- **ABOUT THIS TASK**
Whatever appears in the records, write it out again exactly.

- **RECORDS**
____________________

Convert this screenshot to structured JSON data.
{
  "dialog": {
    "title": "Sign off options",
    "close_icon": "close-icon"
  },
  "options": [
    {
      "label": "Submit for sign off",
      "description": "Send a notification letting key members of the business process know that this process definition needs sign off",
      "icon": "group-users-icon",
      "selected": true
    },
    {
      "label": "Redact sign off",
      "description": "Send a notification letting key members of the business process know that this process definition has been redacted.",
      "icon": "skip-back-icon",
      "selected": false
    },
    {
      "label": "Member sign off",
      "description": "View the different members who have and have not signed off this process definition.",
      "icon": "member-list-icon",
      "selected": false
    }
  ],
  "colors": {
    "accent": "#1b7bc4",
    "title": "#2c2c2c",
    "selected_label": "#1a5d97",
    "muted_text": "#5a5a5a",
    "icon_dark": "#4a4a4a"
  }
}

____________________

- **FINAL ANSWER**
Convert this screenshot to structured JSON data.
{
  "dialog": {
    "title": "Sign off options",
    "close_icon": "close-icon"
  },
  "options": [
    {
      "label": "Submit for sign off",
      "description": "Send a notification letting key members of the business process know that this process definition needs sign off",
      "icon": "group-users-icon",
      "selected": true
    },
    {
      "label": "Redact sign off",
      "description": "Send a notification letting key members of the business process know that this process definition has been redacted.",
      "icon": "skip-back-icon",
      "selected": false
    },
    {
      "label": "Member sign off",
      "description": "View the different members who have and have not signed off this process definition.",
      "icon": "member-list-icon",
      "selected": false
    }
  ],
  "colors": {
    "accent": "#1b7bc4",
    "title": "#2c2c2c",
    "selected_label": "#1a5d97",
    "muted_text": "#5a5a5a",
    "icon_dark": "#4a4a4a"
  }
}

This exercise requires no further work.